IDEA Paper #63 by Barbara J. Milils from the University of Texas at San Antonio
Metacognition is, at its simplest, the process of thinking about thinking. However, this process goes much deeper than this as we consider factors such as planning (and pre/post planning) efforts that go into allowing students to understand their thinking.
A number of strategies are posed for allowing students the chance at greater metacognition:
Implementing activities to promote metacognition
Quizzes and examinations to promote metacognition
Essay Tests, analysis of test results
Activities during a lesson
These strategies represent only a few of the many ways to promote metacognition within the classroom.
Additional Resources and Strategies for using metacognition:
Peter DeStaebler from HAD joins us to talk about his 2021 CTL Fellows project, ReThinking the HAD Survey.

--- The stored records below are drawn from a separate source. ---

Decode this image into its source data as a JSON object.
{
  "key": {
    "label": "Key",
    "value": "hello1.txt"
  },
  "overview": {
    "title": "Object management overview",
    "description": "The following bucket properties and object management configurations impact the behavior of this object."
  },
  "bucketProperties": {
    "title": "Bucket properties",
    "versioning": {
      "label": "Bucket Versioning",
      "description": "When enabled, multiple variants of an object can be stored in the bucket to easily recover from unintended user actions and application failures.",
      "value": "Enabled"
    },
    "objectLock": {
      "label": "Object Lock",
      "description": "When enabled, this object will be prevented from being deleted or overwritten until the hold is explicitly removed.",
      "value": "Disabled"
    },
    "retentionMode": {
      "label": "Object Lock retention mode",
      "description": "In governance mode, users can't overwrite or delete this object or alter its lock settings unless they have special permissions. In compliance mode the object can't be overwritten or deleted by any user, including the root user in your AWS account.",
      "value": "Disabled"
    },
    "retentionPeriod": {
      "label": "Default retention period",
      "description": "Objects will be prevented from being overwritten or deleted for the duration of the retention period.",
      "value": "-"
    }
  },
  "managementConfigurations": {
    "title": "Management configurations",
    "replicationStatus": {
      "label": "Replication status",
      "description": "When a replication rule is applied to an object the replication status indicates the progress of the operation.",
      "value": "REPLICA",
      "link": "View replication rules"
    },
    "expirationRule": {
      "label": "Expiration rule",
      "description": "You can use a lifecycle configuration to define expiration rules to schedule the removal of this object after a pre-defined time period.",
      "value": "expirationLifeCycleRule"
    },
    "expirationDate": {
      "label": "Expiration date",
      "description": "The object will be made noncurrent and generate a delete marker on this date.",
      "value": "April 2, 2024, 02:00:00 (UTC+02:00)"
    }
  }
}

Please register in advance for this meeting: https://pratt.zoom.us/meeting/register/tJAkdu2grz0uGt1fWYqduCKd_tPryJ68wU5x
Thursday, October 14, join the CEI for a Pratt Community Dialogue: What Is Critical Race Theory? from 12:00 to 1:00 PM ET to discuss how recent controversies around the topic impact the educational landscape.For any questions, please email firstname.lastname@example.org.

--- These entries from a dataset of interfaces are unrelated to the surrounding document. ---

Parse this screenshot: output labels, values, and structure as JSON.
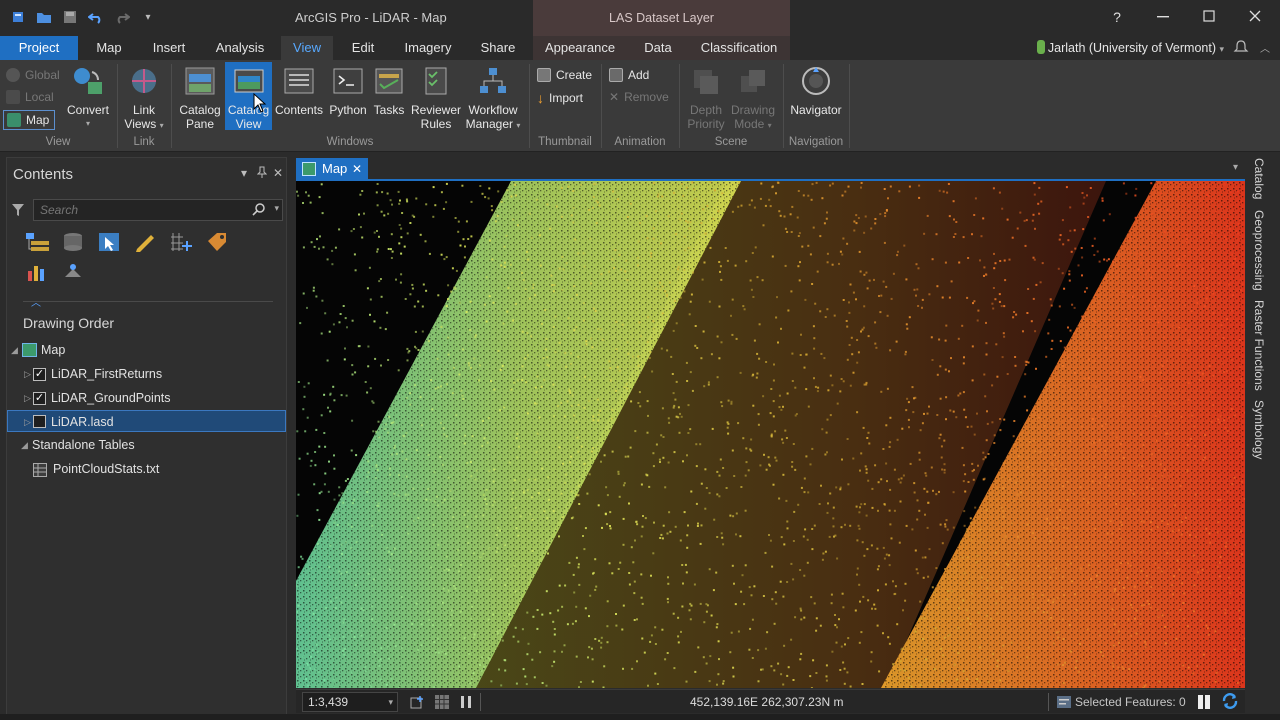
{
  "window": {
    "title": "ArcGIS Pro - LiDAR - Map",
    "context_title": "LAS Dataset Layer"
  },
  "tabs": {
    "project": "Project",
    "items": [
      "Map",
      "Insert",
      "Analysis",
      "View",
      "Edit",
      "Imagery",
      "Share"
    ],
    "context_items": [
      "Appearance",
      "Data",
      "Classification"
    ],
    "active": "View"
  },
  "user": {
    "name": "Jarlath (University of Vermont)"
  },
  "ribbon": {
    "view_group": {
      "global": "Global",
      "local": "Local",
      "map": "Map",
      "convert": "Convert",
      "label": "View"
    },
    "link_group": {
      "link_views_1": "Link",
      "link_views_2": "Views",
      "label": "Link"
    },
    "windows_group": {
      "catalog_pane_1": "Catalog",
      "catalog_pane_2": "Pane",
      "catalog_view_1": "Catalog",
      "catalog_view_2": "View",
      "contents": "Contents",
      "python": "Python",
      "tasks": "Tasks",
      "reviewer_1": "Reviewer",
      "reviewer_2": "Rules",
      "workflow_1": "Workflow",
      "workflow_2": "Manager",
      "label": "Windows"
    },
    "thumbnail_group": {
      "create": "Create",
      "import": "Import",
      "label": "Thumbnail"
    },
    "animation_group": {
      "add": "Add",
      "remove": "Remove",
      "label": "Animation"
    },
    "scene_group": {
      "depth_1": "Depth",
      "depth_2": "Priority",
      "drawing_1": "Drawing",
      "drawing_2": "Mode",
      "label": "Scene"
    },
    "navigation_group": {
      "navigator": "Navigator",
      "label": "Navigation"
    }
  },
  "contents": {
    "title": "Contents",
    "search_placeholder": "Search",
    "drawing_order": "Drawing Order",
    "map_item": "Map",
    "layers": [
      {
        "name": "LiDAR_FirstReturns",
        "checked": true
      },
      {
        "name": "LiDAR_GroundPoints",
        "checked": true
      },
      {
        "name": "LiDAR.lasd",
        "checked": false
      }
    ],
    "standalone_tables": "Standalone Tables",
    "table": "PointCloudStats.txt"
  },
  "map_view": {
    "tab_label": "Map",
    "scale": "1:3,439",
    "coordinates": "452,139.16E 262,307.23N m",
    "selected_features": "Selected Features: 0"
  },
  "right_dock": [
    "Catalog",
    "Geoprocessing",
    "Raster Functions",
    "Symbology"
  ],
  "colors": {
    "accent": "#1f6fc2",
    "context_band": "#4a3b3b",
    "ribbon_bg": "#3a3a3a",
    "selection": "#204a78"
  }
}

October 14, join a Pratt Community Dialogue: What Is Critical Race Theory? 12:00 to 1:00 PM. Sponsored by the Office of Diversity, Equity & Inclusion, Center for Equity & Inclusion, Communications & Marketing, and the Accessibility Advisory Committee. email@example.com